Items from a data source:
□ □ □ □
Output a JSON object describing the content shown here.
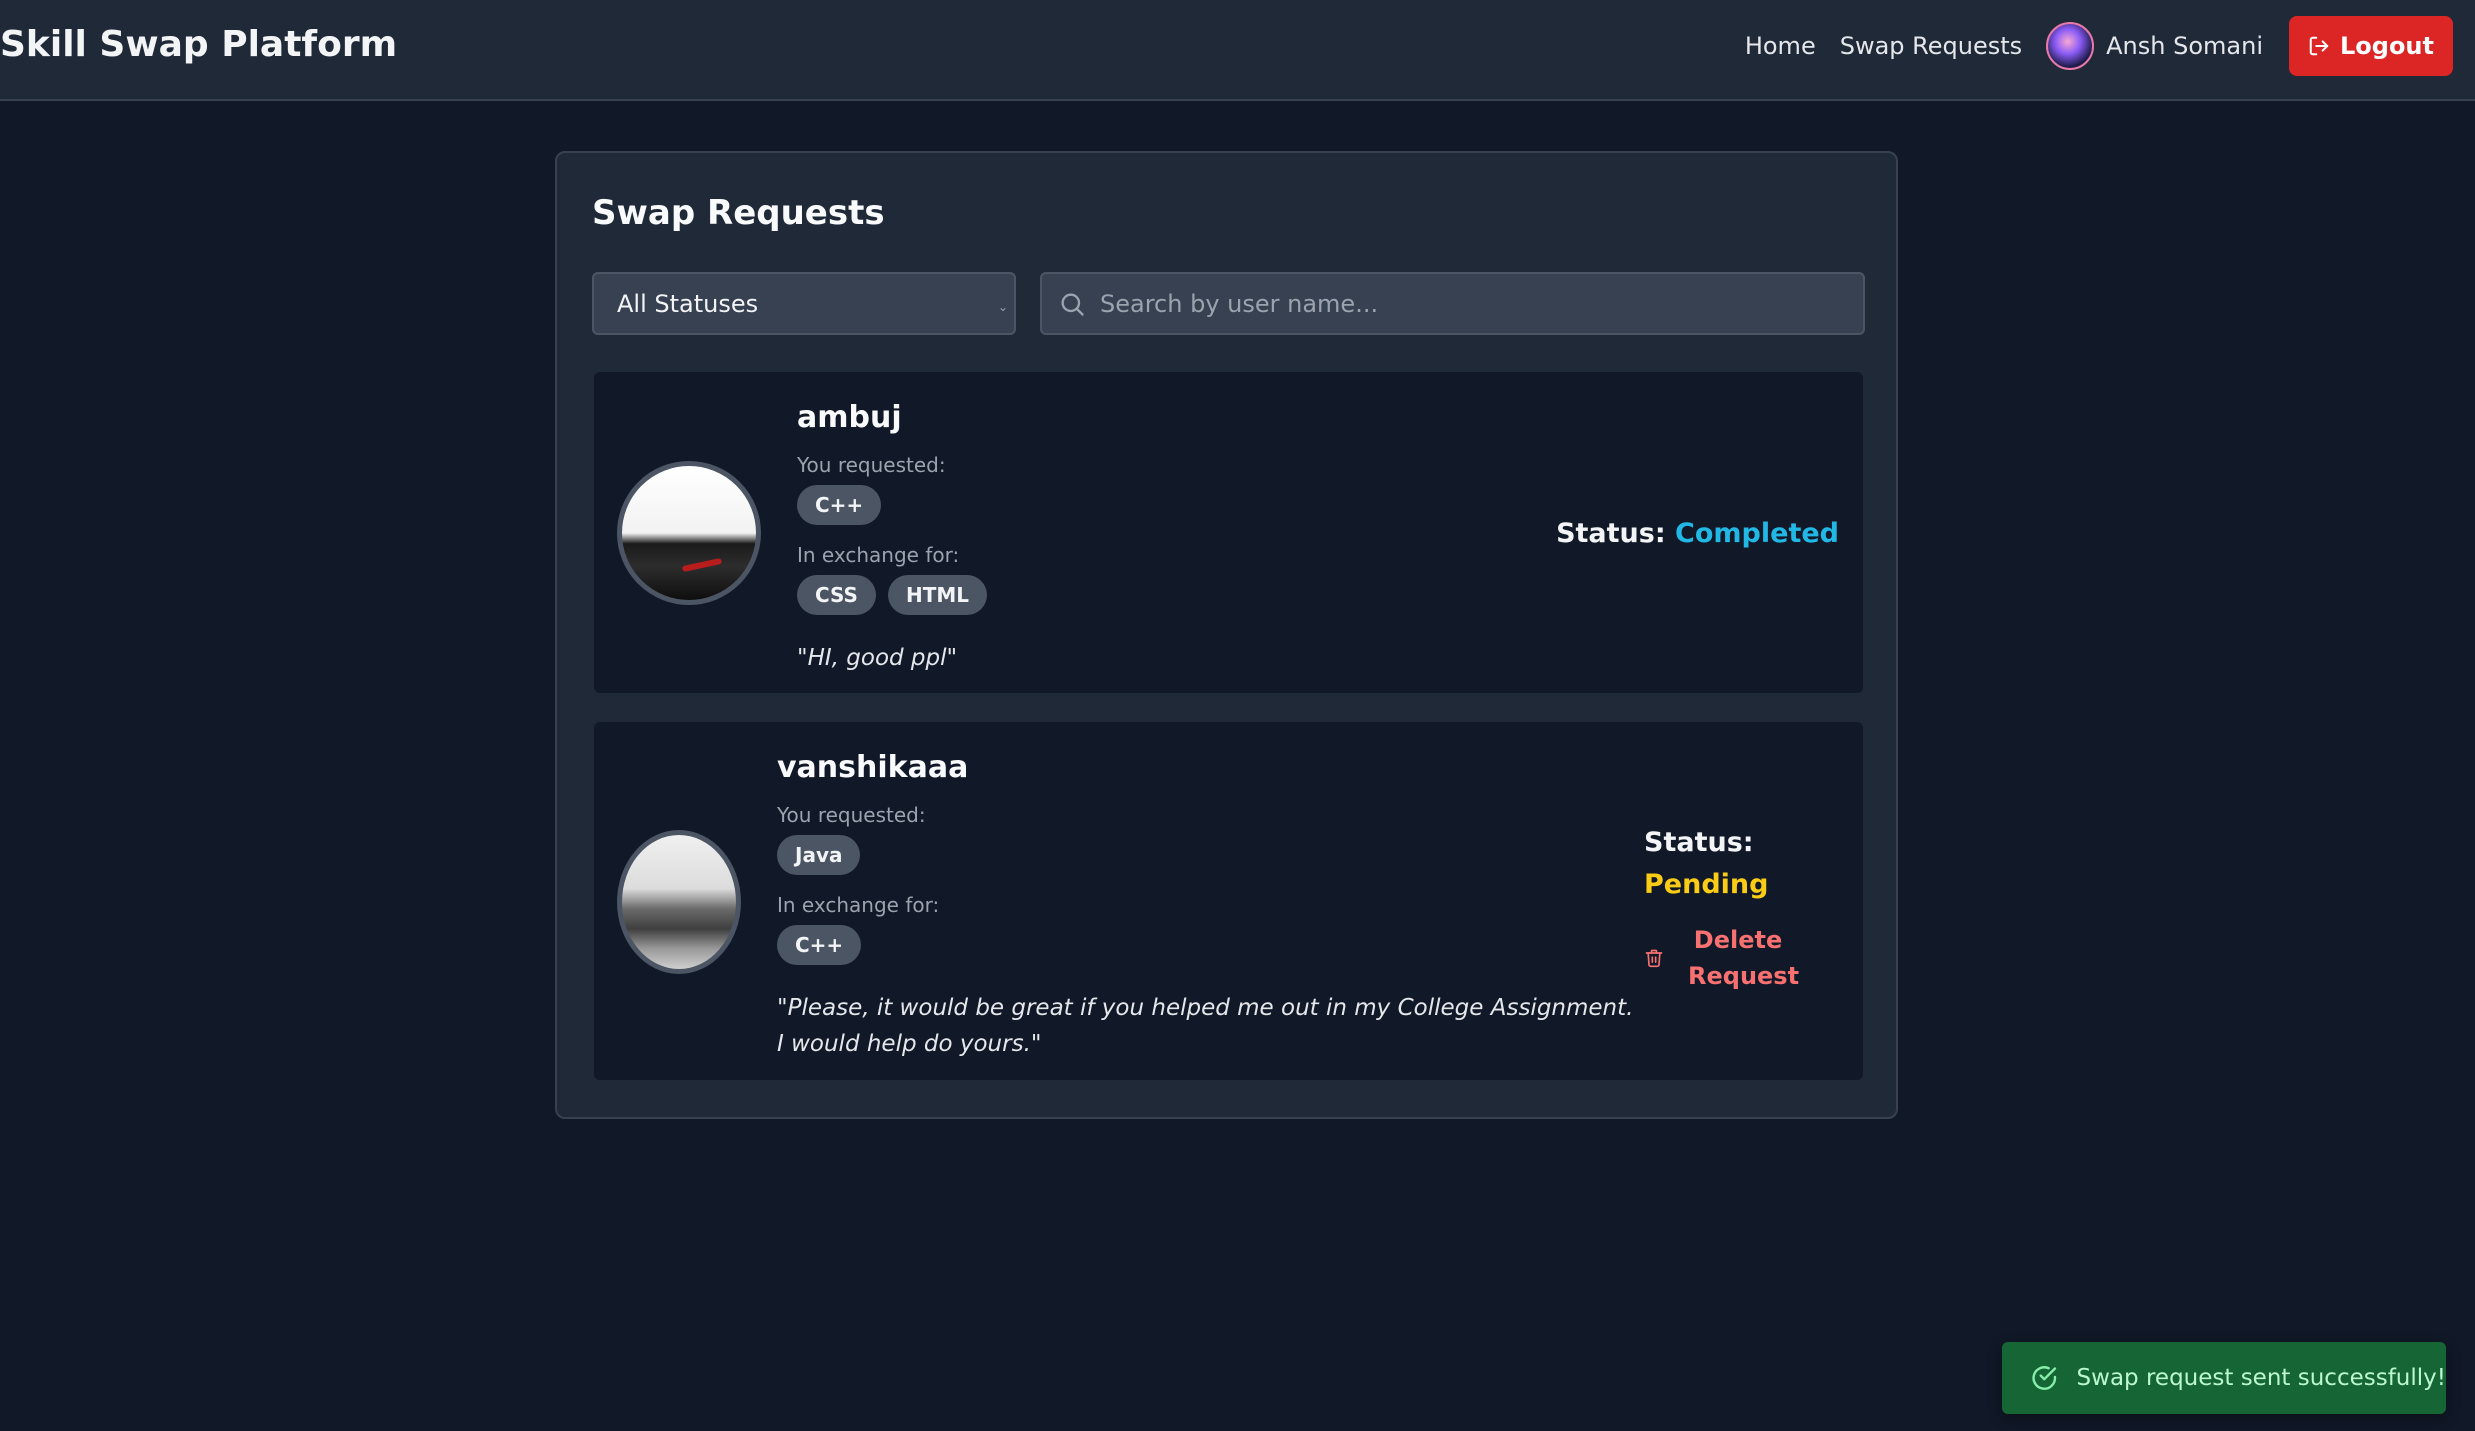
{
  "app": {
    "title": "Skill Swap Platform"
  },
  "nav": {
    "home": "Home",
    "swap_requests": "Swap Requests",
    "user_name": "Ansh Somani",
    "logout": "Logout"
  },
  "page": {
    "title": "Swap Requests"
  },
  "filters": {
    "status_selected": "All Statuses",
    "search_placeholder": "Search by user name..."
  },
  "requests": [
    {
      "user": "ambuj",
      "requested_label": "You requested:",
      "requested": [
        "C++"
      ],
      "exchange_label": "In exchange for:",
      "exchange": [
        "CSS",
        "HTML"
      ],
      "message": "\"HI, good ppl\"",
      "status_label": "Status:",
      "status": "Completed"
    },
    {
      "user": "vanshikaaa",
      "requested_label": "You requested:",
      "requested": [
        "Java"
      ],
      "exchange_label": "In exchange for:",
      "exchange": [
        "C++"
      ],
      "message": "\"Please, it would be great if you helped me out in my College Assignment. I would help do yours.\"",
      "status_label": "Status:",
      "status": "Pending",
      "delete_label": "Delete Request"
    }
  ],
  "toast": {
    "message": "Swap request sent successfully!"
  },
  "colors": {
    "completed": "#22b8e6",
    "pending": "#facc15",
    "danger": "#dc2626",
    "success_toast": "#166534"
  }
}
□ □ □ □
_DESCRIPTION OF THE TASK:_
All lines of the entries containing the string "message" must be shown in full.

_OUTPUT:_
      "message": "\"HI, good ppl\"",
      "message": "\"Please, it would be great if you helped me out in my College Assignment. I would help do yours.\"",
    "message": "Swap request sent successfully!"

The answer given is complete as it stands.